The Dark Side of Creativity
Title: The Dark Side of Creativity
Author: Edited by David H. Cropley, Arthur J. Cropley, James C. Kaufman, Mark A. Runco
Publisher: New York: Cambridge University Press, c. 2010
Check it out: BF408 .D36 2010
From the publisher:
“With few exceptions, scholarship on creativity has focused on its positive aspects while largely ignoring its dark side. This includes not only creativity deliberately aimed at hurting others, such as crime or terrorism, or at gaining unfair advantages but also the accidental negative side effects of well-intentioned acts. This book brings together essays written by experts from various fields (e.g., psychology, criminal justice, sociology, engineering, education, history, and design) and with different interests (e.g., personality development, mental health, deviant behavior, law enforcement, and counterterrorism) to illustrate the nature of negative creativity, examine its variants, call attention to its dangers, and draw conclusions about how to prevent it or protect society from its effects.”
About the editors:
David H. Cropley is Deputy Director of the Defence and Systems Institute at the University of South Australia, where he is also Associate Professor of Engineering Innovation.
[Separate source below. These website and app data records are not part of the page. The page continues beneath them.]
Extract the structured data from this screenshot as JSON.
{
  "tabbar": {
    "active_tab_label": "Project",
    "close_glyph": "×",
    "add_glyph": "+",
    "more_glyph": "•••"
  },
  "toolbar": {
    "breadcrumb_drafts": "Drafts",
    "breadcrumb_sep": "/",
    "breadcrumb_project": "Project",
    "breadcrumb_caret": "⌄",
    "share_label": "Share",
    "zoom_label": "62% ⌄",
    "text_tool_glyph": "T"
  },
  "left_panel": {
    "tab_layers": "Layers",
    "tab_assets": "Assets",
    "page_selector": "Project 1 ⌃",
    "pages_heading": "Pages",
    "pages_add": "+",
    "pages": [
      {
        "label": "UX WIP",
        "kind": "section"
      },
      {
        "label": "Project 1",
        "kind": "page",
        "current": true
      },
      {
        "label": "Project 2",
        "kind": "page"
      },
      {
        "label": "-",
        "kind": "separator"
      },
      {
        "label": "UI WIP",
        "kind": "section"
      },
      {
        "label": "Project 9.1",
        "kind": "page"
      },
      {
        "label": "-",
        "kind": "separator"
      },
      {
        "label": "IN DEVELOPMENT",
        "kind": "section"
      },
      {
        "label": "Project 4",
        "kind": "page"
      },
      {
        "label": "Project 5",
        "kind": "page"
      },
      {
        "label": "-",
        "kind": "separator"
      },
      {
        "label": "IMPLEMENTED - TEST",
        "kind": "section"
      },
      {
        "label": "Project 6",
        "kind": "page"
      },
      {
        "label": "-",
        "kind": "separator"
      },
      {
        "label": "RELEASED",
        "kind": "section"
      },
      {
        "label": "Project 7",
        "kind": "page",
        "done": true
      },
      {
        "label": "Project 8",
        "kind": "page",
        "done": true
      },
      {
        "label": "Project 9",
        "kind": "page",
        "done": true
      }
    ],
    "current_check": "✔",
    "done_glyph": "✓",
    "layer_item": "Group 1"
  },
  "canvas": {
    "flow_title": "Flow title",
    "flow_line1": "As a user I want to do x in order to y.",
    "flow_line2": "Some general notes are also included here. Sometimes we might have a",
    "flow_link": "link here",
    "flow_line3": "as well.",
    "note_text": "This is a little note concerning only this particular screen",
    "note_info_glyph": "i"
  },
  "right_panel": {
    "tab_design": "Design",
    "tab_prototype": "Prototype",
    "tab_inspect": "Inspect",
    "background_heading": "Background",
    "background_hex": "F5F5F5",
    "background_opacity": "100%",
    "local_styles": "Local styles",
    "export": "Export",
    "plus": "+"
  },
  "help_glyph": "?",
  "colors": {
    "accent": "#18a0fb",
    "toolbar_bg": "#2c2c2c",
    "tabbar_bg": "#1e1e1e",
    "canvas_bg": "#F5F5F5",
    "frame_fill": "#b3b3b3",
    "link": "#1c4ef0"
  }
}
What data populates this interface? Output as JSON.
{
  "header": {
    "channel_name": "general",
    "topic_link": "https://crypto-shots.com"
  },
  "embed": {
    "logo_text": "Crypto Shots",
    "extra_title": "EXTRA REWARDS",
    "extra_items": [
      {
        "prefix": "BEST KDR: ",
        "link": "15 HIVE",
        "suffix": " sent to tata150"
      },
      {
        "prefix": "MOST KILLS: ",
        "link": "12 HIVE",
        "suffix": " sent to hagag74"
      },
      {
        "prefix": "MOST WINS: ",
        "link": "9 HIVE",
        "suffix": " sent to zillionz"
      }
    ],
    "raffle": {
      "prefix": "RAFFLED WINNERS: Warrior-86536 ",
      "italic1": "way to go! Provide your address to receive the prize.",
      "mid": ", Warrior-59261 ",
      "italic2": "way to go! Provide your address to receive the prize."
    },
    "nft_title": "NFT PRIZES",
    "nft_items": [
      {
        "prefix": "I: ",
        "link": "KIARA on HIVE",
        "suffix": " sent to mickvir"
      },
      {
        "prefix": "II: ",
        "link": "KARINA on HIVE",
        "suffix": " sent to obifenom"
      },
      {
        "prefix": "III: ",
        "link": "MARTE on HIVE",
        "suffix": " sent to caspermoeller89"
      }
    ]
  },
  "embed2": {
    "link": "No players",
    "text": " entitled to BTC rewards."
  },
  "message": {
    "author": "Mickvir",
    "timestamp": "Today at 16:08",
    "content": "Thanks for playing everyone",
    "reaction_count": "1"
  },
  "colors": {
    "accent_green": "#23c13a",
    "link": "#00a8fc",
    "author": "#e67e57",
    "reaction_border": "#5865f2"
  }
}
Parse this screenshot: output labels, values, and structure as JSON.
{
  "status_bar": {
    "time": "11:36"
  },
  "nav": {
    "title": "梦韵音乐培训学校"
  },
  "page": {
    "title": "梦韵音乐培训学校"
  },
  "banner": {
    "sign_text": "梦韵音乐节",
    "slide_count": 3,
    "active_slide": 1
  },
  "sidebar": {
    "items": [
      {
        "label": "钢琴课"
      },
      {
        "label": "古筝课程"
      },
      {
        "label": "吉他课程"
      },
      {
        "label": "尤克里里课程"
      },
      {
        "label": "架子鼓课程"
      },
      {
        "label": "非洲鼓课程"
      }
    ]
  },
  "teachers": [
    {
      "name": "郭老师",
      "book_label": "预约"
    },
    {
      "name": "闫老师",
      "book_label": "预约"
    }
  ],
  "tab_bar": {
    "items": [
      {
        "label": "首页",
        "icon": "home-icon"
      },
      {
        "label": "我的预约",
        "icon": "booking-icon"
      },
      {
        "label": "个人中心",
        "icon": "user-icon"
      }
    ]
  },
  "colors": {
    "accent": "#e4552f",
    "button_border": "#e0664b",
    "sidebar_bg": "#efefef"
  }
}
His interest in creativity and innovation is centered around the role that they play in the design and development of products, processes, systems, and services of a technological nature, for which functionality is as important as form in determining the value of creative solutions. Cropley co-authored the book Fostering Creativity: A Diagnostic Approach for Higher Education and Organizations (2009) with Arthur J. Cropley and has published articles in the Cambridge Journal of Education, the International Journal of Technology and Design Education, the Creativity Research Journal, and the APA journal Psychology of Aesthetics, Creativity, and the Arts.
Arthur J. Cropley is Emeritus Professor of Psychology at the University of Hamburg and previously worked at the UNESCO Institute for Education in Hamburg. He is currently a visiting professor of psychology at the University of Latvia. He has published extensively in a wide range of journals and is the author, co-author, or editor of 25 books, which have appeared in a total of 12 languages. He was the founding editor of the European Journal for High Ability (now known as High Ability Studies).
James C. Kaufman is an Associate Professor of Psychology at the California State University at San Bernardino, where he directs the Learning Research Institute. Kaufman is the author or editor of 16 books, including Creativity 101, Essentials of Creativity Assessment (with Jonathan Plucker and John Baer), International Handbook of Creativity (with Robert J. Sternberg), and Applied Intelligence (with Robert J. Sternberg and Elena Grigorenko). He is a founding co-editor of the official journal for the American Psychological Association’s Division 10, Psychology of Aesthetics, Creativity, and the Arts. He is also the associate editor of Psychological Assessment and the Journal of Creative Behavior, editor of the International Journal of Creativity and Problem Solving, and the series editor of the Psych 101 series.
Mark A. Runco is E. Paul Torrance Professor of Creativity and Gifted Education at the University of Georgia, Athens. He also has taught at the University of Hawaii, Hilo, and California State University, Fullerton. He is a Fellow and Past President of Division 10 of the American Psychological Association and founder of the Creativity Research Journal, of which he remains editor–in–chief. Runco is currently co–editing the second edition of the Encyclopedia of Creativity.
On the web:
“An intriguing intellectual journey into the mad genius and sometimes psychopathically deviant roots of creativity.”
– J. Reid Meloy, University of California, San Diego
“This is one of the most important books on creativity to be published over the last twenty years; its list of editors and contributors stands for high-quality chapters. With the ‘dark side’ illuminated from many different facets, a vastly neglected aspect of creativity has been opened for scholarly discussion. The volume offers an inspiring source and starting point for further research, bringing together a still much broader range of disciplines – since all realms and areas of human thinking and acting owe their benevolent, and malevolent, progress to creative persons, be it scientists, artists, politicians, or engineers, etc. Deep insights and knowledge about the ‘dark side of creativity’ as provided here may help to generally develop more responsibility and more wisdom in dealing with creative motives, actions, processes, and products in the interest of a more humane human cultural evolution.”
– Klaus K. Urban, Leibniz University of Hannover, Germany